• _Requirement_: Please set down each record exactly as it appears, but leave out any pictures.

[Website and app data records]
◇ ◇ ◇ ◇ ◇

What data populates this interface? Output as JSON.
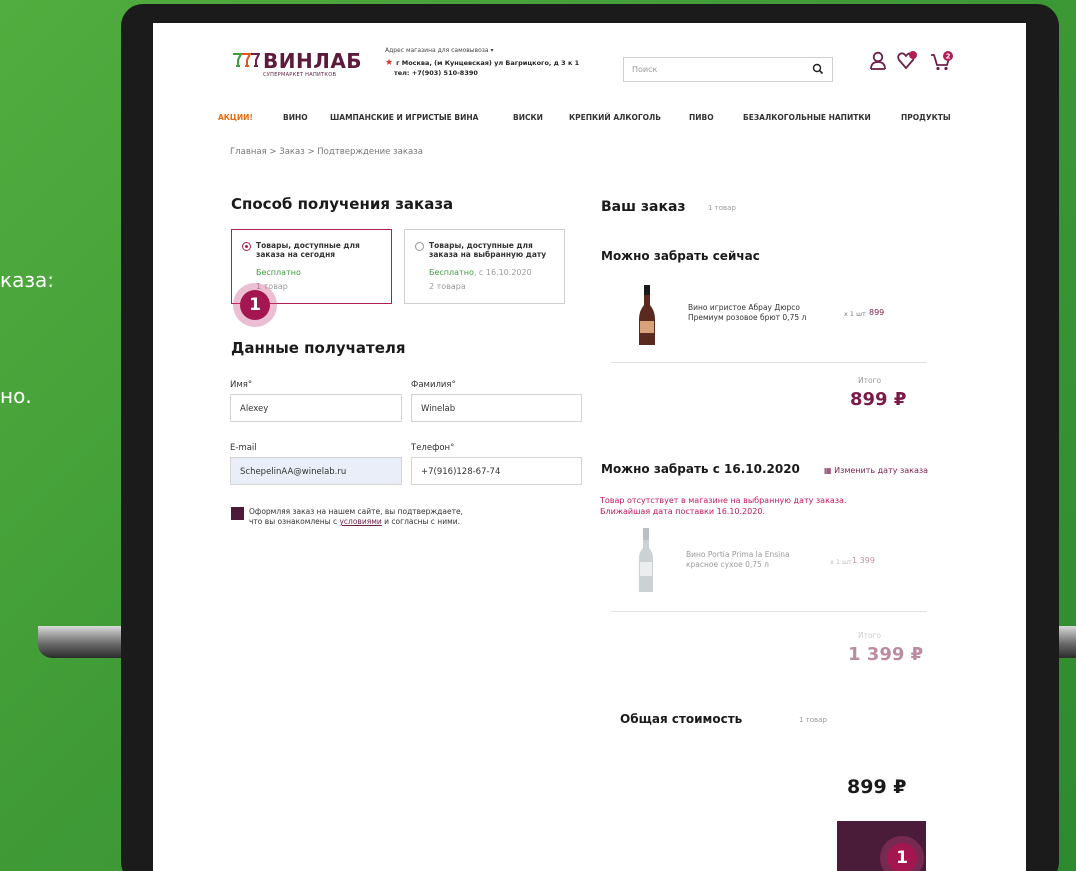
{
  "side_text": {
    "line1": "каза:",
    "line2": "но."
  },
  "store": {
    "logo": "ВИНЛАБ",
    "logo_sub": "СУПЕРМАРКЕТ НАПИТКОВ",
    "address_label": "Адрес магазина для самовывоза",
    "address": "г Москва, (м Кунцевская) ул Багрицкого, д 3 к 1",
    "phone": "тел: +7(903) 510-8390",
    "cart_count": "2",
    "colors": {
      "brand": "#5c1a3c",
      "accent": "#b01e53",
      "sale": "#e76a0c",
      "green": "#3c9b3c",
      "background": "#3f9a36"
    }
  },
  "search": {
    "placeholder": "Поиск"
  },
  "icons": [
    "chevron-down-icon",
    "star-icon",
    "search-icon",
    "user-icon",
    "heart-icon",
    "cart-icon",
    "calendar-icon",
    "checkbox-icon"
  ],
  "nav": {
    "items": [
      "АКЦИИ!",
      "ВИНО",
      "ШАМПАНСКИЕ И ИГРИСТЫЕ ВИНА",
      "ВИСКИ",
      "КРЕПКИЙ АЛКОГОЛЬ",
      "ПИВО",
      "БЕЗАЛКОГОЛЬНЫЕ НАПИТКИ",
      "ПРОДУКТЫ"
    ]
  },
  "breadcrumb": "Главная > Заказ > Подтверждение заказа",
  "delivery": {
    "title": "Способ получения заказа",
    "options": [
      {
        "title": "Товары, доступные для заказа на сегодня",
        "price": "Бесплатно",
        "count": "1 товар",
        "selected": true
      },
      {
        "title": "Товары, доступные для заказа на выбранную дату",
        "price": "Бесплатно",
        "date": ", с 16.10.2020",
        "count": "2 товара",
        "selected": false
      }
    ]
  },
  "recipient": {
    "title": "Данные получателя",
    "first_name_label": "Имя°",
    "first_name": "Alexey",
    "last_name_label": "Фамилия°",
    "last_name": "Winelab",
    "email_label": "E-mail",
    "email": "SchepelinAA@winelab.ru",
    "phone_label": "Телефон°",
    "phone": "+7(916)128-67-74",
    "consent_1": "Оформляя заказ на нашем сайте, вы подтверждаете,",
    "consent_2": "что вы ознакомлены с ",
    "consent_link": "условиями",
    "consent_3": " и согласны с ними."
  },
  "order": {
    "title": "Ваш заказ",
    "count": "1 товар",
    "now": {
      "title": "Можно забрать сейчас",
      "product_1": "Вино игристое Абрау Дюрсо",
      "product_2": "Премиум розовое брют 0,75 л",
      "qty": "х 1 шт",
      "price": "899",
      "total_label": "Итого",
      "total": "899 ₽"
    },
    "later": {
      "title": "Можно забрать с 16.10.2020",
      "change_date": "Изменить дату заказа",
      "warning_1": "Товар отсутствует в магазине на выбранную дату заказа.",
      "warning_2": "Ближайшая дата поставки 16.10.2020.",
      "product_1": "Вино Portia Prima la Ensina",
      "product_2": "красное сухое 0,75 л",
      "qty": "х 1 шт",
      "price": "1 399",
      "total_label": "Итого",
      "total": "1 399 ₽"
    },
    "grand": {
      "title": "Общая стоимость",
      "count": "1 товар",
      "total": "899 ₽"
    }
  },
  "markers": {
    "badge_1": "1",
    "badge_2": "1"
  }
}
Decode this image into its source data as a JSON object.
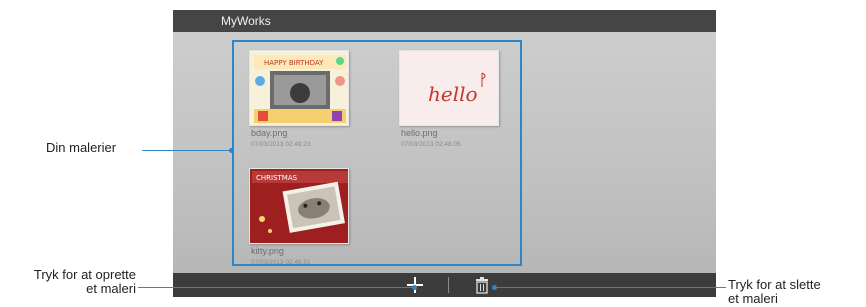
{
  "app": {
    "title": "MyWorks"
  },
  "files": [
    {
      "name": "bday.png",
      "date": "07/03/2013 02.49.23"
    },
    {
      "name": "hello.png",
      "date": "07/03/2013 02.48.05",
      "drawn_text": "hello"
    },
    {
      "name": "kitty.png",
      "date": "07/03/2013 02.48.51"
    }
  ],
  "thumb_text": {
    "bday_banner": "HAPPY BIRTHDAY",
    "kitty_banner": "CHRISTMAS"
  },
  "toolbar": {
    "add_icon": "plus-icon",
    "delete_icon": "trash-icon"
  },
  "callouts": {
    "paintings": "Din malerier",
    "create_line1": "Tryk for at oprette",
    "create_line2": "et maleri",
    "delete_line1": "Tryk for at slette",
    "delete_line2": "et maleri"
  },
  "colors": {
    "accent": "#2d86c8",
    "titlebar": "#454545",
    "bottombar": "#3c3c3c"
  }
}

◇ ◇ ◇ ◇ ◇

• _Exercise solution_:
What data populates this interface? Output as JSON.
{
  "side_text": {
    "line1": "каза:",
    "line2": "но."
  },
  "store": {
    "logo": "ВИНЛАБ",
    "logo_sub": "СУПЕРМАРКЕТ НАПИТКОВ",
    "address_label": "Адрес магазина для самовывоза",
    "address": "г Москва, (м Кунцевская) ул Багрицкого, д 3 к 1",
    "phone": "тел: +7(903) 510-8390",
    "cart_count": "2",
    "colors": {
      "brand": "#5c1a3c",
      "accent": "#b01e53",
      "sale": "#e76a0c",
      "green": "#3c9b3c",
      "background": "#3f9a36"
    }
  },
  "search": {
    "placeholder": "Поиск"
  },
  "icons": [
    "chevron-down-icon",
    "star-icon",
    "search-icon",
    "user-icon",
    "heart-icon",
    "cart-icon",
    "calendar-icon",
    "checkbox-icon"
  ],
  "nav": {
    "items": [
      "АКЦИИ!",
      "ВИНО",
      "ШАМПАНСКИЕ И ИГРИСТЫЕ ВИНА",
      "ВИСКИ",
      "КРЕПКИЙ АЛКОГОЛЬ",
      "ПИВО",
      "БЕЗАЛКОГОЛЬНЫЕ НАПИТКИ",
      "ПРОДУКТЫ"
    ]
  },
  "breadcrumb": "Главная > Заказ > Подтверждение заказа",
  "delivery": {
    "title": "Способ получения заказа",
    "options": [
      {
        "title": "Товары, доступные для заказа на сегодня",
        "price": "Бесплатно",
        "count": "1 товар",
        "selected": true
      },
      {
        "title": "Товары, доступные для заказа на выбранную дату",
        "price": "Бесплатно",
        "date": ", с 16.10.2020",
        "count": "2 товара",
        "selected": false
      }
    ]
  },
  "recipient": {
    "title": "Данные получателя",
    "first_name_label": "Имя°",
    "first_name": "Alexey",
    "last_name_label": "Фамилия°",
    "last_name": "Winelab",
    "email_label": "E-mail",
    "email": "SchepelinAA@winelab.ru",
    "phone_label": "Телефон°",
    "phone": "+7(916)128-67-74",
    "consent_1": "Оформляя заказ на нашем сайте, вы подтверждаете,",
    "consent_2": "что вы ознакомлены с ",
    "consent_link": "условиями",
    "consent_3": " и согласны с ними."
  },
  "order": {
    "title": "Ваш заказ",
    "count": "1 товар",
    "now": {
      "title": "Можно забрать сейчас",
      "product_1": "Вино игристое Абрау Дюрсо",
      "product_2": "Премиум розовое брют 0,75 л",
      "qty": "х 1 шт",
      "price": "899",
      "total_label": "Итого",
      "total": "899 ₽"
    },
    "later": {
      "title": "Можно забрать с 16.10.2020",
      "change_date": "Изменить дату заказа",
      "warning_1": "Товар отсутствует в магазине на выбранную дату заказа.",
      "warning_2": "Ближайшая дата поставки 16.10.2020.",
      "product_1": "Вино Portia Prima la Ensina",
      "product_2": "красное сухое 0,75 л",
      "qty": "х 1 шт",
      "price": "1 399",
      "total_label": "Итого",
      "total": "1 399 ₽"
    },
    "grand": {
      "title": "Общая стоимость",
      "count": "1 товар",
      "total": "899 ₽"
    }
  },
  "markers": {
    "badge_1": "1",
    "badge_2": "1"
  }
}
Decode this image into its source data as a JSON object.
{
  "app": {
    "title": "MyWorks"
  },
  "files": [
    {
      "name": "bday.png",
      "date": "07/03/2013 02.49.23"
    },
    {
      "name": "hello.png",
      "date": "07/03/2013 02.48.05",
      "drawn_text": "hello"
    },
    {
      "name": "kitty.png",
      "date": "07/03/2013 02.48.51"
    }
  ],
  "thumb_text": {
    "bday_banner": "HAPPY BIRTHDAY",
    "kitty_banner": "CHRISTMAS"
  },
  "toolbar": {
    "add_icon": "plus-icon",
    "delete_icon": "trash-icon"
  },
  "callouts": {
    "paintings": "Din malerier",
    "create_line1": "Tryk for at oprette",
    "create_line2": "et maleri",
    "delete_line1": "Tryk for at slette",
    "delete_line2": "et maleri"
  },
  "colors": {
    "accent": "#2d86c8",
    "titlebar": "#454545",
    "bottombar": "#3c3c3c"
  }
}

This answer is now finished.